Studio X's Tetra Hotel boasts an other worldly design that would also fit right into the Bladerunner 2049 universe. This followup to their modular office pod features multiple floors with floor-to-ceiling windows in the lobby, while each room features multiple levels, with the top offering a large bed set under a skylight and a shower right below. Continue reading for more pictures and information.
Mui appears to be a slab of wood at first glance, but it's actually an innovative Internet of Things device. At the push of a button, or a single touch on its surface, and a variety of controls, along with notifications, appear in the form of LEDs. The interface can be used to control your entire home, including the thermostat, lights, smartphone messages, and even weather updates. Continue reading for more pictures and information.
We have seen the future of Formula E, and it includes Frederic Le Sciellour's futurist "E-Lecktron" race car. Featuring a low center of gravity and ultra low stance for extreme down force, "the top face of the Formula E racer is wonderfully reflective, capturing the surrounding environment and making the vehicle seemingly smaller than it already is," according to Yanko Design. Continue reading for more pictures.
Graffiti artist Evgeny Ches wanted to create forest installations unlike any other, and it's safe to say that he's successfully done so with these plastic wrap animals. "Hi, my name is Evgeny Ches, I'm a graffiti and contemporary artist from Moscow, Russia. I call the technique that I use Cellograffiti, it's basically painting on the plastic wrap instead of walls or other places," said the artist. Continue reading for more pictures.

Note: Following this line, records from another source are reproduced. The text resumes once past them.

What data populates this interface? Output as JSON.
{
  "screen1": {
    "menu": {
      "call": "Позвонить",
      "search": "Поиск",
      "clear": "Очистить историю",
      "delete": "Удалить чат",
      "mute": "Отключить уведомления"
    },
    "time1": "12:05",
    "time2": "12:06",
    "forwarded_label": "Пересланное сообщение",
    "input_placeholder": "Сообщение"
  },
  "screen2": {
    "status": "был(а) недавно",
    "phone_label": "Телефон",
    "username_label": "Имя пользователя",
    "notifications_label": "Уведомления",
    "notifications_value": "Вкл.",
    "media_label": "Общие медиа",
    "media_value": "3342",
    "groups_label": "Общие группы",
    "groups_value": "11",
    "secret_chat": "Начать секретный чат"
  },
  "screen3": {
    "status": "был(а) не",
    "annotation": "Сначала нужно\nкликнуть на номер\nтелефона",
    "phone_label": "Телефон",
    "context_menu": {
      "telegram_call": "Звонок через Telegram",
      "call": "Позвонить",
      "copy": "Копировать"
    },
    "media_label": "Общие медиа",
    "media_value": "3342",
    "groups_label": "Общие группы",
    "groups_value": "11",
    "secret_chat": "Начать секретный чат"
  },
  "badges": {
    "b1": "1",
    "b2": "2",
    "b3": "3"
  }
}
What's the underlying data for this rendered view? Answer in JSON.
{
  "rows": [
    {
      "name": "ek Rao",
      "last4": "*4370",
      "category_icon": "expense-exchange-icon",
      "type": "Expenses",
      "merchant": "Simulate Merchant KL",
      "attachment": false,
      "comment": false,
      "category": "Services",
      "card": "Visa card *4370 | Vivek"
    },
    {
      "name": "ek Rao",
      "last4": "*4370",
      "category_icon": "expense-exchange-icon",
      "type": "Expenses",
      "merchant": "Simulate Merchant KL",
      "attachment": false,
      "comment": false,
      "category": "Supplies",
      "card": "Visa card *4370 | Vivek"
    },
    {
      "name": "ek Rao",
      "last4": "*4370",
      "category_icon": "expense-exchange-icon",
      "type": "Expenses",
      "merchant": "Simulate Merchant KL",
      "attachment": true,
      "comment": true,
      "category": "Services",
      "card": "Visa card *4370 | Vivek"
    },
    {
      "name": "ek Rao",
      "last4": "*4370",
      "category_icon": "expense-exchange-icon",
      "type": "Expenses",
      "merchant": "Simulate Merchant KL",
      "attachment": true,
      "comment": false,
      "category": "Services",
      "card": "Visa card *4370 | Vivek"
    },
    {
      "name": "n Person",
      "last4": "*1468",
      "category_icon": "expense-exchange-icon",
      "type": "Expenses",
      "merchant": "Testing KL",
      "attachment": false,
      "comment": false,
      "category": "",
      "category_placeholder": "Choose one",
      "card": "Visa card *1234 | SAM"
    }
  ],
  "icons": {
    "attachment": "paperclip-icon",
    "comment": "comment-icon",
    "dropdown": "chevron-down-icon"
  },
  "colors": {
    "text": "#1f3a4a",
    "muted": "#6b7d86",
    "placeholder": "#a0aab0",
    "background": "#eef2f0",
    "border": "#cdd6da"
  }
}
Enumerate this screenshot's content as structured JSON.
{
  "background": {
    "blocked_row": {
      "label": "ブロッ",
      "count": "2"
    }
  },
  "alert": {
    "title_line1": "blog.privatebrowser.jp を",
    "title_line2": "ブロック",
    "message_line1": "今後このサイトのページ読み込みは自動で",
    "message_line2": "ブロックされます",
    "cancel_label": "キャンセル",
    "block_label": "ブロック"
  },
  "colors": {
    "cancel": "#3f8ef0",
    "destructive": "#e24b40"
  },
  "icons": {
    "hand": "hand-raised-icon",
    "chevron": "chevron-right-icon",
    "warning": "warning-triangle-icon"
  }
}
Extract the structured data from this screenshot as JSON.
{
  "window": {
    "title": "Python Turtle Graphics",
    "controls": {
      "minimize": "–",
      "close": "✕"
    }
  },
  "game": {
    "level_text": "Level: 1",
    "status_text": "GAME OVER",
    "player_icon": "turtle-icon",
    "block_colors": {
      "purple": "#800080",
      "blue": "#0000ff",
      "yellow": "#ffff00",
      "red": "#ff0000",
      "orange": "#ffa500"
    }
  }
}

Think of Leonardo Di Chiara's tiny house, called "aVOID," as a livable Swiss Army Knife. This minimalist tiny house looks like a white box at first, but step inside, and you'll discover plenty of hidden functionality in a cozy setting, thanks to warm colors and wood grain texture. There are no windows on the longer sides, only on the ends, which enables it to fit into tighter urban settings like a row house. Plus, there's also a roof deck, which can be accessed by climbing up a ladder and out a window. Continue reading for another video and more information.
Star Wars isn't synonymous with Louis Vuitton, or any luxury brands for that matter, but artist Gabriel Dishaw found a creative way to incorporate the two brands. His passion for working with metal and mechanical objects has been essential in the evolution of his art by providing an avenue for him to express myself in a way that brings new life to materials such as typewriters, adding machines and old computers. Continue reading for more pictures and information.
StoosBahn, the world's steepest funicular railway, has opened to the public in the car-free Alpine village of Stoos, Switzerland. The cylindrical carriages were specially constructed to ensure that passengers stay upright when traveling up the incline at a gradient of 110% (47.73° incline) at its steepest point. It took 14 years to build at a cost of $53-million USD, and the journey takes approximately 4 minutes. Continue reading for another video, more pictures and information.
Jeffrey Michael Samudosky, a woodcarver from Washington, has been handcrafting extremely detailed works from a variety of Pacific Northwest trees since forming JMS Wood Sculpture in 1998. His latest project takes the form of Enteroctopus dofleini, or Giant Pacific Octopus, and was carved from a fallen Redwood tree. The tentacles twist their way across the tree in a natural manner, including the back of the trunk, to create the illusion that the octopus is on top of the tree. Continue reading for more pictures.